Balsa wood is used to create the raised cheek pieces which are lined around their periphery with more 0.5 mm aluminium, with a semi-circular bridging plate between them cut from litho-plate. Further litho plate is used to face off the balsa, with snap-head rivet ornament. Unlike the previous riveting, which is structural in the model, these rivets are dummies, inserted into pre-drilled holes and held with with a tiny dab of CA glue.  

The location of the four big holes in each door for the retaining bolts is crucially dependent on the geometry of the strut. As a precaution against slight error in the former, I cut and drilled a template using the mounting lugs incorporated into the strut as a guide.
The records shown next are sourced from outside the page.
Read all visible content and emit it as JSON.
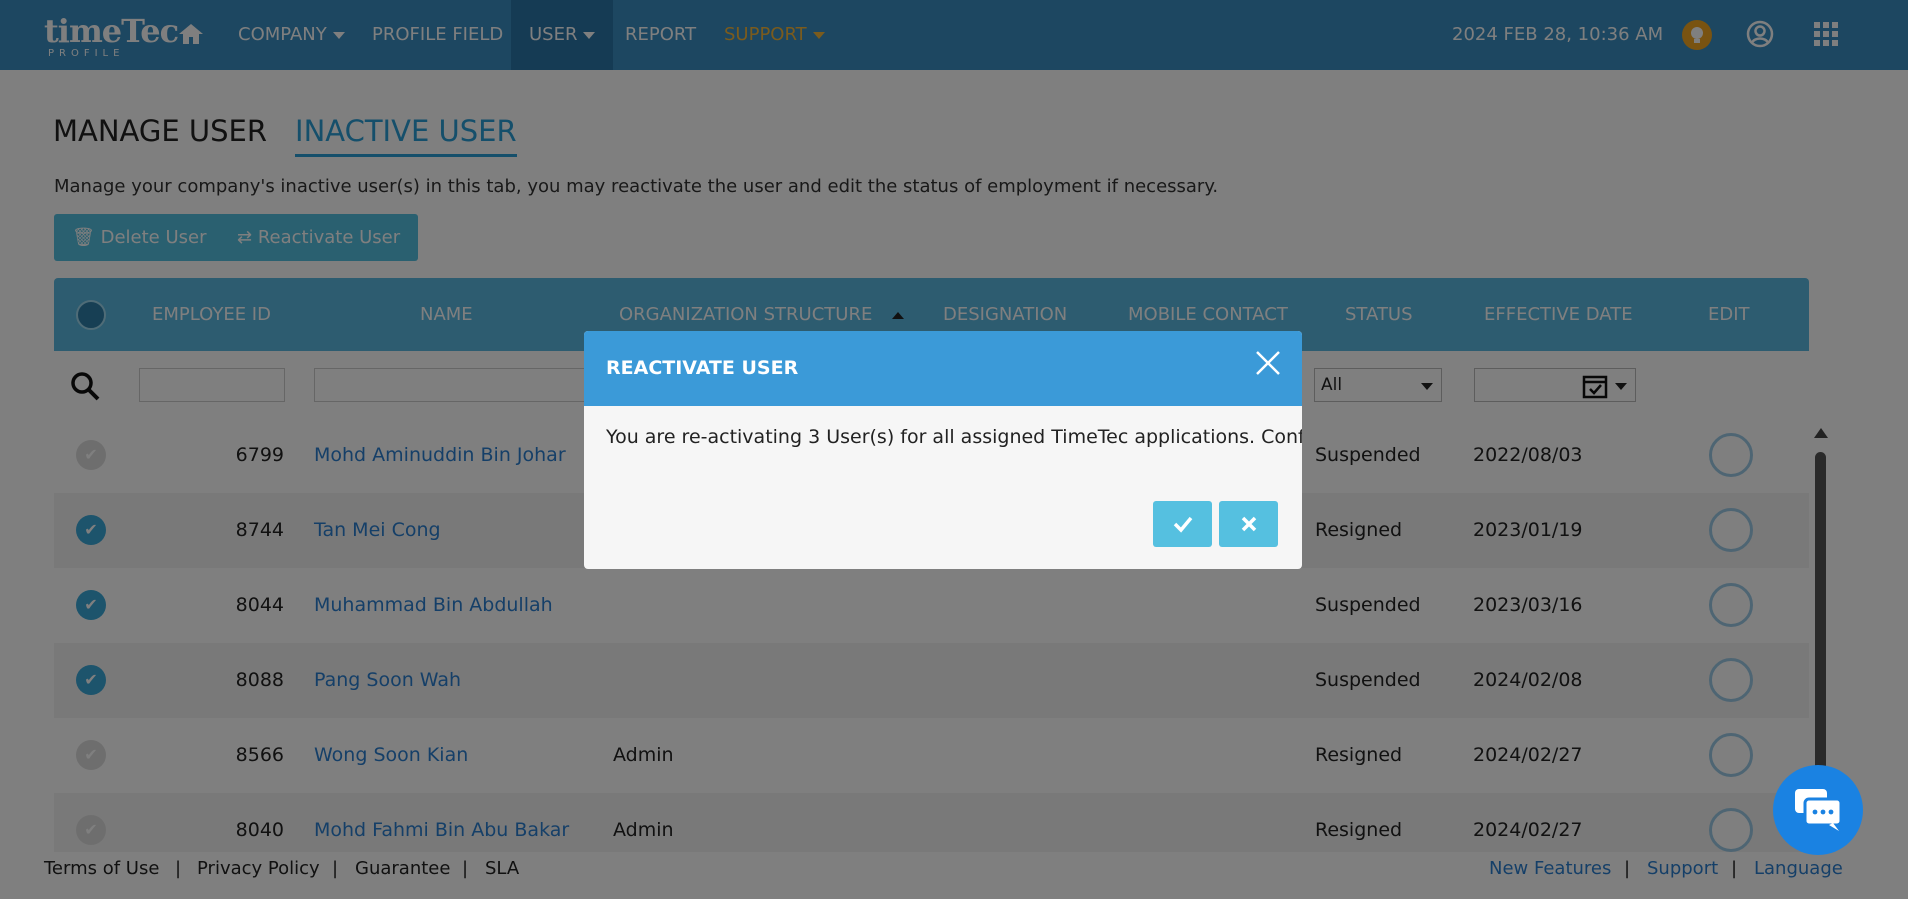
{
  "nav": {
    "logo_text": "timeTec",
    "logo_sub": "PROFILE",
    "items": [
      "COMPANY",
      "PROFILE FIELD",
      "USER",
      "REPORT",
      "SUPPORT"
    ],
    "datetime": "2024 FEB 28, 10:36 AM",
    "accent": "#3a8fc2",
    "support_color": "#f4b63a"
  },
  "page": {
    "tabs": [
      "MANAGE USER",
      "INACTIVE USER"
    ],
    "description": "Manage your company's inactive user(s) in this tab, you may reactivate the user and edit the status of employment if necessary.",
    "delete_label": "Delete User",
    "reactivate_label": "Reactivate User"
  },
  "table": {
    "headers": [
      "EMPLOYEE ID",
      "NAME",
      "ORGANIZATION STRUCTURE",
      "DESIGNATION",
      "MOBILE CONTACT",
      "STATUS",
      "EFFECTIVE DATE",
      "EDIT"
    ],
    "status_filter": "All",
    "rows": [
      {
        "id": "6799",
        "name": "Mohd Aminuddin Bin Johar",
        "org": "",
        "status": "Suspended",
        "date": "2022/08/03",
        "checked": false
      },
      {
        "id": "8744",
        "name": "Tan Mei Cong",
        "org": "",
        "status": "Resigned",
        "date": "2023/01/19",
        "checked": true
      },
      {
        "id": "8044",
        "name": "Muhammad Bin Abdullah",
        "org": "",
        "status": "Suspended",
        "date": "2023/03/16",
        "checked": true
      },
      {
        "id": "8088",
        "name": "Pang Soon Wah",
        "org": "",
        "status": "Suspended",
        "date": "2024/02/08",
        "checked": true
      },
      {
        "id": "8566",
        "name": "Wong Soon Kian",
        "org": "Admin",
        "status": "Resigned",
        "date": "2024/02/27",
        "checked": false
      },
      {
        "id": "8040",
        "name": "Mohd Fahmi Bin Abu Bakar",
        "org": "Admin",
        "status": "Resigned",
        "date": "2024/02/27",
        "checked": false
      }
    ]
  },
  "footer": {
    "left": [
      "Terms of Use",
      "Privacy Policy",
      "Guarantee",
      "SLA"
    ],
    "right": [
      "New Features",
      "Support",
      "Language"
    ]
  },
  "modal": {
    "title": "REACTIVATE USER",
    "message": "You are re-activating 3 User(s) for all assigned TimeTec applications. Confirm?"
  }
}
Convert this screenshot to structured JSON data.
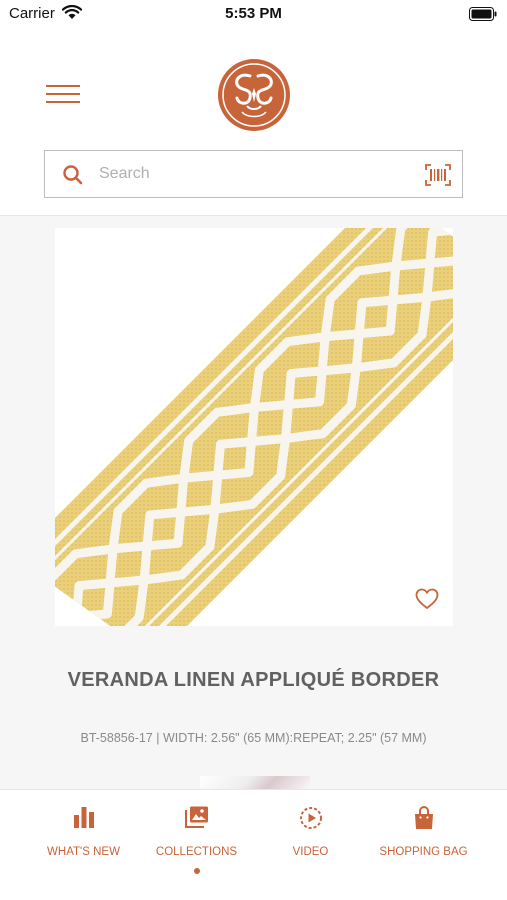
{
  "status_bar": {
    "carrier": "Carrier",
    "time": "5:53 PM"
  },
  "colors": {
    "accent": "#c8643a",
    "ribbon": "#ead07a",
    "pattern": "#f7f5ee"
  },
  "search": {
    "placeholder": "Search",
    "value": ""
  },
  "product": {
    "title": "VERANDA LINEN APPLIQUÉ  BORDER",
    "specs": "BT-58856-17 | WIDTH: 2.56\" (65 MM):REPEAT; 2.25\" (57 MM)"
  },
  "tabs": [
    {
      "label": "WHAT'S NEW",
      "icon": "bar-chart-icon"
    },
    {
      "label": "COLLECTIONS",
      "icon": "gallery-icon",
      "selected": true
    },
    {
      "label": "VIDEO",
      "icon": "play-icon"
    },
    {
      "label": "SHOPPING BAG",
      "icon": "bag-icon"
    }
  ]
}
I was not far out, but the precaution paid off: Had I drilled the holes direct from the drawing I would have been in for trouble!

Copper wire makes the two brake lines, with some lathe-turned brass hexagon for the tiny flexible hose couplings. The clips are made from strips of aluminium shim pinched around the shaft of a twist drill, cut to shape with scissors, drilled and held in place by 14BA round head screws self-tapped into the underlying substrate. The flexible hoses are braided elastic from Eva’s dressmaking box coloured up with some dark grey Humbrol enamel.

Back to Spitfire Mk IX Diary

After cuting out the shape of the doors in sheet metal, the first task is to impart the pronounced curvature.
The two vertical stiffeners ready for fitting. I tacked them accurately into position with CA glue then progressively drilled through the flanges and riveted them.
The cheeks are built up with balsa wood and sanding filler and clad with litho-plate. Formed from softened and easily distorted litho-plate, the semi-circular bridging plate required some very careful profiling top and bottom.
The bulk of the work has been done; only the detail remains.
With the port side door mostly completed, work starts of the starboard side
The staboard door is test fitted. Note the brake line running to a union at the rear of the brake drum back plate.
View showing the rear of the brake drum back plate.
Mustang in my Workshop book cover

Mustang in my Workshop

A book to inspire, encourage and empower the enthusiastic model maker to scratch build a masterpiece.